## TASK TO CARRY OUT
Reproduce the records that follow exactly; any picture among them stays out.

[Data records]
· · · · ·

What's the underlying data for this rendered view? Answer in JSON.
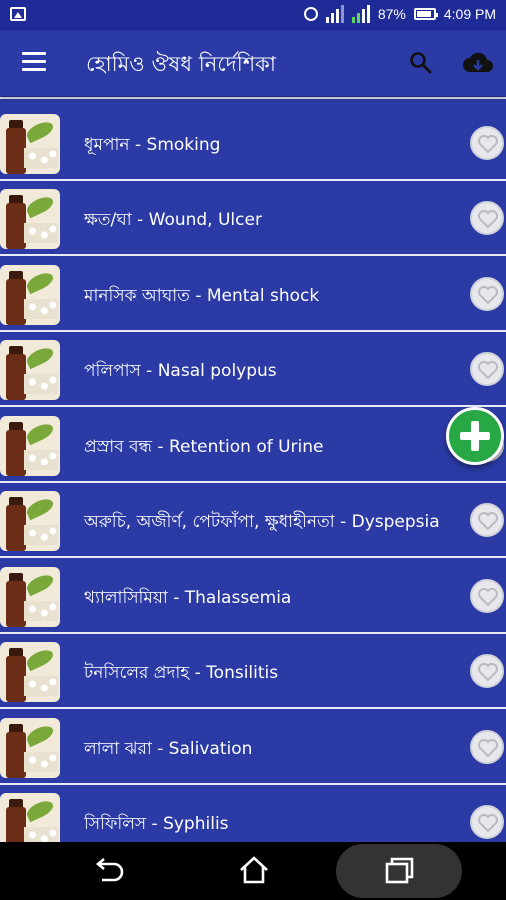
{
  "status_bar": {
    "battery": "87%",
    "time": "4:09 PM"
  },
  "app_bar": {
    "title": "হোমিও ঔষধ নির্দেশিকা",
    "icons": [
      "menu-icon",
      "search-icon",
      "cloud-download-icon"
    ]
  },
  "list": {
    "items": [
      {
        "label": "ধূমপান - Smoking"
      },
      {
        "label": "ক্ষত/ঘা - Wound, Ulcer"
      },
      {
        "label": "মানসিক আঘাত - Mental shock"
      },
      {
        "label": "পলিপাস - Nasal polypus"
      },
      {
        "label": "প্রস্রাব বন্ধ - Retention of Urine"
      },
      {
        "label": "অরুচি, অজীর্ণ, পেটফাঁপা, ক্ষুধাহীনতা - Dyspepsia"
      },
      {
        "label": "থ্যালাসিমিয়া - Thalassemia"
      },
      {
        "label": "টনসিলের প্রদাহ - Tonsilitis"
      },
      {
        "label": "লালা ঝরা - Salivation"
      },
      {
        "label": "সিফিলিস - Syphilis"
      }
    ]
  },
  "fab": {
    "icon": "plus-icon"
  },
  "nav_bar": {
    "icons": [
      "back-icon",
      "home-icon",
      "recent-apps-icon"
    ]
  },
  "colors": {
    "primary": "#2b3aa5",
    "status": "#1f2b96",
    "fab": "#27a845"
  }
}
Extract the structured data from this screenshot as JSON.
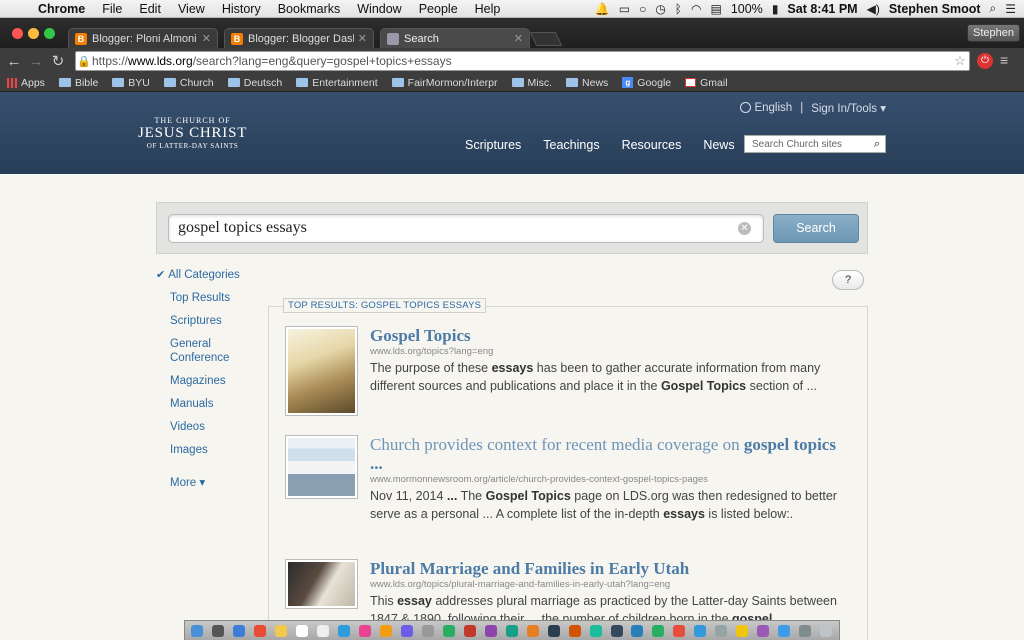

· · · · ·

## YOUR SOLUTION
What's the underlying data for this rendered view? Answer in JSON.
{
  "status_bar": {
    "battery": "87%",
    "time": "4:09 PM"
  },
  "app_bar": {
    "title": "হোমিও ঔষধ নির্দেশিকা",
    "icons": [
      "menu-icon",
      "search-icon",
      "cloud-download-icon"
    ]
  },
  "list": {
    "items": [
      {
        "label": "ধূমপান - Smoking"
      },
      {
        "label": "ক্ষত/ঘা - Wound, Ulcer"
      },
      {
        "label": "মানসিক আঘাত - Mental shock"
      },
      {
        "label": "পলিপাস - Nasal polypus"
      },
      {
        "label": "প্রস্রাব বন্ধ - Retention of Urine"
      },
      {
        "label": "অরুচি, অজীর্ণ, পেটফাঁপা, ক্ষুধাহীনতা - Dyspepsia"
      },
      {
        "label": "থ্যালাসিমিয়া - Thalassemia"
      },
      {
        "label": "টনসিলের প্রদাহ - Tonsilitis"
      },
      {
        "label": "লালা ঝরা - Salivation"
      },
      {
        "label": "সিফিলিস - Syphilis"
      }
    ]
  },
  "fab": {
    "icon": "plus-icon"
  },
  "nav_bar": {
    "icons": [
      "back-icon",
      "home-icon",
      "recent-apps-icon"
    ]
  },
  "colors": {
    "primary": "#2b3aa5",
    "status": "#1f2b96",
    "fab": "#27a845"
  }
}
Extract the structured data from this screenshot as JSON.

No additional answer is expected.